  • Current or prior use of omalizumab in the past 12 months.
  • Use of non-traditional forms of allergen immunotherapy (e.g., oral or sublingual) or immunomodulator (not including corticosteroids) or biologic therapy within the past year.
  • Use of beta-blockers (oral or ocular), angiotensin-converting enzyme (ACE) inhibitors, or angiotensin-receptor blockers (ARB) within 72 hours prior to either of the qualification OFC.
  • Use of antihistamines (within 3 days for short acting and 5 days for long acting) prior to the screening OFC.

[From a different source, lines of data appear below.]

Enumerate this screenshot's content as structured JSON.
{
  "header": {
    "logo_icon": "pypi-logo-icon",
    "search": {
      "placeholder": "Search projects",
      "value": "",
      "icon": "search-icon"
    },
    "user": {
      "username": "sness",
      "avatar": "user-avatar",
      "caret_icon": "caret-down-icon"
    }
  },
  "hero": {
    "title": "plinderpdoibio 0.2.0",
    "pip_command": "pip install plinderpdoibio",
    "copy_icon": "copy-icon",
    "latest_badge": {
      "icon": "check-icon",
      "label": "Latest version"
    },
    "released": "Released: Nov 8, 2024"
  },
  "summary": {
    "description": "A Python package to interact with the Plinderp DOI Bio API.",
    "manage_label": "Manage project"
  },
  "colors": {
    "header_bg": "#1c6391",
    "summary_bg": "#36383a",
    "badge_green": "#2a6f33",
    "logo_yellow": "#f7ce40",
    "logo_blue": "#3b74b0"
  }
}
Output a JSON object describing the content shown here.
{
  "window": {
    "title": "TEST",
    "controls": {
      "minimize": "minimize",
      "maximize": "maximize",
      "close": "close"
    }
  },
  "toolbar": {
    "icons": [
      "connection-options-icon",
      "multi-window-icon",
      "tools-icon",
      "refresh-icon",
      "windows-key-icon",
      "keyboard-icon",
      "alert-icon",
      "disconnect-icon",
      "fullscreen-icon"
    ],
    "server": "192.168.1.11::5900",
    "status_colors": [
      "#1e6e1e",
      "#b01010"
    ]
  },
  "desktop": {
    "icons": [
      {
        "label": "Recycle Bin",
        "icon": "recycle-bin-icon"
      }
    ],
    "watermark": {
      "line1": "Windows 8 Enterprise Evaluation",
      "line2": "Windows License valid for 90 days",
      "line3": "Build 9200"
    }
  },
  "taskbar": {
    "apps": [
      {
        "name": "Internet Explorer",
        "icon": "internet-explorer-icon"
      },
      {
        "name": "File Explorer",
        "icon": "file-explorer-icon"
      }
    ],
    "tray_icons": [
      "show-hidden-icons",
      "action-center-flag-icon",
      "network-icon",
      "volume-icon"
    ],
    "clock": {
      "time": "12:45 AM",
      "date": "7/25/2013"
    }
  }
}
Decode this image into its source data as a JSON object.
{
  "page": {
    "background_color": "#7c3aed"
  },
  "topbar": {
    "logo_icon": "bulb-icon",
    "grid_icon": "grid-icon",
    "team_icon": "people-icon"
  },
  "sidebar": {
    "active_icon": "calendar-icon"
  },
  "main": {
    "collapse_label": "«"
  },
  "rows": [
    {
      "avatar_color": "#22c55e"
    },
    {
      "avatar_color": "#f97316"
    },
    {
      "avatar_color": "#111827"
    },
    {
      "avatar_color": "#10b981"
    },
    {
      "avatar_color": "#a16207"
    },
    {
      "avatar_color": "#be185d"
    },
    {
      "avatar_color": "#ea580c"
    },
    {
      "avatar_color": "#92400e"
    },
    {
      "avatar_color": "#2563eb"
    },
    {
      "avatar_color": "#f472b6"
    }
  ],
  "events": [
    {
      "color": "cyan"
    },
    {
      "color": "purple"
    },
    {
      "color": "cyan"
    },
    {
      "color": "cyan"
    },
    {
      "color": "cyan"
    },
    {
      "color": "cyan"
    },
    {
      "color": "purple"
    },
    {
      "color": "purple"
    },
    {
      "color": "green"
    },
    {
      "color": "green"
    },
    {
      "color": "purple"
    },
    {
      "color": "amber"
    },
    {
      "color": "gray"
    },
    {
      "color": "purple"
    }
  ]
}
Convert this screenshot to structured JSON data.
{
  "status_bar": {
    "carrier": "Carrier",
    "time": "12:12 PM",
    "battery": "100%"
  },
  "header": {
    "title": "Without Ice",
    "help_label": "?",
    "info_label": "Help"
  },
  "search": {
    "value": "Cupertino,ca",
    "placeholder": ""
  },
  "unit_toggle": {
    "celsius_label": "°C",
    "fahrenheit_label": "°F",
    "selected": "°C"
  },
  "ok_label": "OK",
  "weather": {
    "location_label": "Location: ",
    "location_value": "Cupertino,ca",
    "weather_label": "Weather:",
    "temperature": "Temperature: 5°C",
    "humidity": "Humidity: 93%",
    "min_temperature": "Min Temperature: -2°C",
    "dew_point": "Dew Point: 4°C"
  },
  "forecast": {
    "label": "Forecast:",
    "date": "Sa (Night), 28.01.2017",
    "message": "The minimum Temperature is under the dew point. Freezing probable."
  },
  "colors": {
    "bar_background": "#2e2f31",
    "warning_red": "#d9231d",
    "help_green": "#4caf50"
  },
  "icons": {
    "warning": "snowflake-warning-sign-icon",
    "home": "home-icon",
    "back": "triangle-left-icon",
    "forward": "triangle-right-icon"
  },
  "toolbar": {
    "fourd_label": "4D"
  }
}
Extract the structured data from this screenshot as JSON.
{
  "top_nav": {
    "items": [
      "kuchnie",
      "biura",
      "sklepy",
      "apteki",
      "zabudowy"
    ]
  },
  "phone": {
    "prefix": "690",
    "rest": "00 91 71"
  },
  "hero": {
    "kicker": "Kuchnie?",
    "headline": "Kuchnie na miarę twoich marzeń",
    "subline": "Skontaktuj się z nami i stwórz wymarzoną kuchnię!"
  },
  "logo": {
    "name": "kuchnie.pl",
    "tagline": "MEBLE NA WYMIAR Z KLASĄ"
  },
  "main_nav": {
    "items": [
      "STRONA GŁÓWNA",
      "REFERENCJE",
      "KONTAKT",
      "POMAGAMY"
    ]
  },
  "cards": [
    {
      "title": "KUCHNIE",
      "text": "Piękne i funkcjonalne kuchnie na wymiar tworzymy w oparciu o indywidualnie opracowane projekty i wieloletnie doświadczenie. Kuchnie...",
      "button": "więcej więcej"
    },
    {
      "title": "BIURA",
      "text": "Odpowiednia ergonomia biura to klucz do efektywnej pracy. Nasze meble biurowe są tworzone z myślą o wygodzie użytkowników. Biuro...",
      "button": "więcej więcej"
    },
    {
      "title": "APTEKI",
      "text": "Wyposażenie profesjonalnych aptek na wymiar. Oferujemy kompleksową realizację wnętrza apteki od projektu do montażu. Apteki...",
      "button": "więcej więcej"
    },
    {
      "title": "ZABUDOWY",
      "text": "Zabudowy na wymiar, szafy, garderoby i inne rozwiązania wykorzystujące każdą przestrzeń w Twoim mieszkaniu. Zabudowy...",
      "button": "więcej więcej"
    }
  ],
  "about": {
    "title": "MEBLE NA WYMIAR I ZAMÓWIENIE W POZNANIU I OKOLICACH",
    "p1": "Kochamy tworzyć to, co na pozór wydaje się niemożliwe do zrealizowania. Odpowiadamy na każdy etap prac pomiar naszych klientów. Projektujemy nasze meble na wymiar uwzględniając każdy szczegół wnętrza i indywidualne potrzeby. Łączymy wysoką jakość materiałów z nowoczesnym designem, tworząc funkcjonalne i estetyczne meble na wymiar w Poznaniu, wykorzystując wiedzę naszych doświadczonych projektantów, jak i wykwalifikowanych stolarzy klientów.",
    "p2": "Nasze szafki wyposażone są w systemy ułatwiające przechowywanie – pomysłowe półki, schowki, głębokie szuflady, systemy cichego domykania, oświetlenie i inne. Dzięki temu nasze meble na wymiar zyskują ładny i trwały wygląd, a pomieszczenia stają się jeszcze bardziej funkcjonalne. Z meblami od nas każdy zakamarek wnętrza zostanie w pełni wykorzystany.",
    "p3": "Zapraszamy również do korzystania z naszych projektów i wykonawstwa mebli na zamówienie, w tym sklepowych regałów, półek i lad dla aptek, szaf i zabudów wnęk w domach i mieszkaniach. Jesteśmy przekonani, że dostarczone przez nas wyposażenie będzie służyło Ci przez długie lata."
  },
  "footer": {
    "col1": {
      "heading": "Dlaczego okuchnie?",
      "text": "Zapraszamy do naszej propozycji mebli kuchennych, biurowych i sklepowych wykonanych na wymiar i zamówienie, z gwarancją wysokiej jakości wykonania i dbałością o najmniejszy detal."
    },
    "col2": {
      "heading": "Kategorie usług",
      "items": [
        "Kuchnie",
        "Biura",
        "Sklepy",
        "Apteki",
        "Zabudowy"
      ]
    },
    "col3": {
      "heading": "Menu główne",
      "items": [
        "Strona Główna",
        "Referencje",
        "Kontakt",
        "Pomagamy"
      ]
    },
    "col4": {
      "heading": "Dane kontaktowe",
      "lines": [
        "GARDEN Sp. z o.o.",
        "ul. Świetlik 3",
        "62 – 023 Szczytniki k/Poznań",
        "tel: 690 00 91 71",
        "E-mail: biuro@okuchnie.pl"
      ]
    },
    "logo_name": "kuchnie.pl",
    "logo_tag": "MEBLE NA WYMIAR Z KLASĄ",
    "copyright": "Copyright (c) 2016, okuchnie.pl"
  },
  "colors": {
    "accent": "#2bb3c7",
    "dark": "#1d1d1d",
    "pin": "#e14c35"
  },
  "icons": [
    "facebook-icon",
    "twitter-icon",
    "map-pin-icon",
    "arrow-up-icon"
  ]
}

  • Use of antihistamines (within 3 days for short acting and 5 days for long acting) prior to the study OFC. These procedures should be rescheduled when off antihistamines for the required time.
  • Inability to discontinue antihistamines for routine study tests.
  • History of ischemic cardiovascular disease (i.e., previous MI, angina etc) or uncontrolled hypertension.
  • Significant upper respiratory tract infection (URI) within 7 days of any OFC; OFCs should be rescheduled within 7 days following resolution of URI.
  • Mental illness or history of drug or alcohol abuse that, in the opinion of the investigator, would interfere with the participant's ability to comply with study requirements.
  • Inability or unwillingness of a participant to give written informed consent or comply with study protocol.
  • Use of any investigational drugs within 8 weeks of participation.
  • Any contraindication to omalizumab including patients with a previous hypersensitivity to omalizumab.
Sexes Eligible for Study: All
18 Years to 50 Years   (Adult)
Contact information is only displayed when the study is recruiting subjects
United States
1U19AI070345 ( US NIH Grant/Contract Award Number )
Not Provided
Not Provided
Not Provided
Robert A. Wood, Johns Hopkins University
Johns Hopkins University
National Institute of Allergy and Infectious Diseases (NIAID)
Principal Investigator: Robert A Wood, MD Johns Hopkins University
Study Director: Sarbjit Saini, MD Johns Hopkins University
Johns Hopkins University
March 2016

ICMJE     Data element required by the International Committee of Medical Journal Editors and the World Health Organization ICTRP